We investigated whether differences in cognitive performance between people living with HIV (PLWH) and comparable HIV-negative people were mediated or moderated by depressive symptoms and lifestyle factors.
A cross-sectional study of 637 ‘older’ PLWH aged ≥ 50 years, 340 ‘younger’ PLWH aged < 50 years and 276 demographically matched HIV-negative controls aged ≥ 50 years enrolled in the Pharmacokinetic and Clinical Observations in People over Fifty (POPPY) study was performed. Cognitive function was assessed using a computerized battery (CogState). Scores were standardized into Z-scores [mean = 0; standard deviation (SD) = 1] and averaged to obtain a global Z-score. Depressive symptoms were evaluated via the Patient Health Questionnaire (PHQ-9). Differences between the three groups and the effects of depression, sociodemographic factors and lifestyle factors on cognitive performance were evaluated using median regression. All analyses accounted for age, gender, ethnicity and level of education.

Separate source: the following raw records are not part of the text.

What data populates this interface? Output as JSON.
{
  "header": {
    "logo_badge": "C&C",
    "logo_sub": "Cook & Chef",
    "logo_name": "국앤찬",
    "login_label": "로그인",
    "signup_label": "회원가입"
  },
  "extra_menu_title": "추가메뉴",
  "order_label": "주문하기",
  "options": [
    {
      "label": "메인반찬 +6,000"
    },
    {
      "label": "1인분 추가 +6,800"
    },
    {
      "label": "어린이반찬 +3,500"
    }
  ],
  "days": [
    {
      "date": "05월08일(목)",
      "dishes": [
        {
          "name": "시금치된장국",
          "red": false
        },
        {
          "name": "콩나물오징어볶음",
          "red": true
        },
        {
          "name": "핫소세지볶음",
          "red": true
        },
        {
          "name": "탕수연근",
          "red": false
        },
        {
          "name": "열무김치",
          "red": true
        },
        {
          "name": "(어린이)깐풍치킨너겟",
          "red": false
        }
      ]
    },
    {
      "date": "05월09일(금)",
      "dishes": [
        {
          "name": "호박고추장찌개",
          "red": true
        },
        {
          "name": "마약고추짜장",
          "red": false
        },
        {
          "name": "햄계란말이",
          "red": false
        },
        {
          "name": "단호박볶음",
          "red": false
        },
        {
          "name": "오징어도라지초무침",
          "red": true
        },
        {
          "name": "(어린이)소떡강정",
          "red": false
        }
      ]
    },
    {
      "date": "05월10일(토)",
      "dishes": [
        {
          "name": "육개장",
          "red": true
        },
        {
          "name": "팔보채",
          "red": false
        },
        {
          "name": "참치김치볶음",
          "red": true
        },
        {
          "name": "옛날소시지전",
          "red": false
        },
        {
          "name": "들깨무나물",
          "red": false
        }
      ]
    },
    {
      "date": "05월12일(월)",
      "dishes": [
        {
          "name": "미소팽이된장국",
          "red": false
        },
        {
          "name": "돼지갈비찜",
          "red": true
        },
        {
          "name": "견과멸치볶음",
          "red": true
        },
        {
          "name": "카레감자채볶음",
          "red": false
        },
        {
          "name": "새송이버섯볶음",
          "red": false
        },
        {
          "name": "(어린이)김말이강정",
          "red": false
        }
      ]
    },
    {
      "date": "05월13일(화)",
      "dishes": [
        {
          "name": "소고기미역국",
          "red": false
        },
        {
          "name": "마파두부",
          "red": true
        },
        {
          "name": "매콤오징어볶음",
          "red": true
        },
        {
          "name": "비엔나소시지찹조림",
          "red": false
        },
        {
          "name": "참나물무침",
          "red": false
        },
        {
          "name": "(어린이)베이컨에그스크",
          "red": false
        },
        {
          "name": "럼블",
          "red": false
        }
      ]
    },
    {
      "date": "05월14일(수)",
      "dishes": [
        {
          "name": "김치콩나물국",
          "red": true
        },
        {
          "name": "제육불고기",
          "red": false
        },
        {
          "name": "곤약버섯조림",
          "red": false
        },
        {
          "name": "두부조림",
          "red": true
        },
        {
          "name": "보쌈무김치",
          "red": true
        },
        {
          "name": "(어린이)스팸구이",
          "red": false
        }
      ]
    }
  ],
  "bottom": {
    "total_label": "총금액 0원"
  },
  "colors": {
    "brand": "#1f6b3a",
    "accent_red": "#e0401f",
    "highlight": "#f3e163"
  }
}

After adjustment for sociodemographic factors, older and younger PLWH had poorer overall cognitive scores than older HIV-negative controls (P < 0.001 and P = 0.006, respectively). Moderate or severe depressive symptoms were more prevalent in both older (27%; P < 0.001) and younger (21%; P < 0.001) PLWH compared with controls (8%). Depressive symptoms (P < 0.001) and use of hashish (P = 0.01) were associated with lower cognitive function; alcohol consumption (P = 0.02) was associated with better cognitive scores. After further adjustment for these factors, the difference between older PLWH and HIV-negative controls was no longer significant (P = 0.08), while that between younger PLWH and older HIV-negative controls remained significant (P = 0.01).
Poorer cognitive performances in PLWH compared with HIV-negative individuals were, in part, mediated by the greater prevalence of depressive symptoms and recreational drug use reported by PLWH.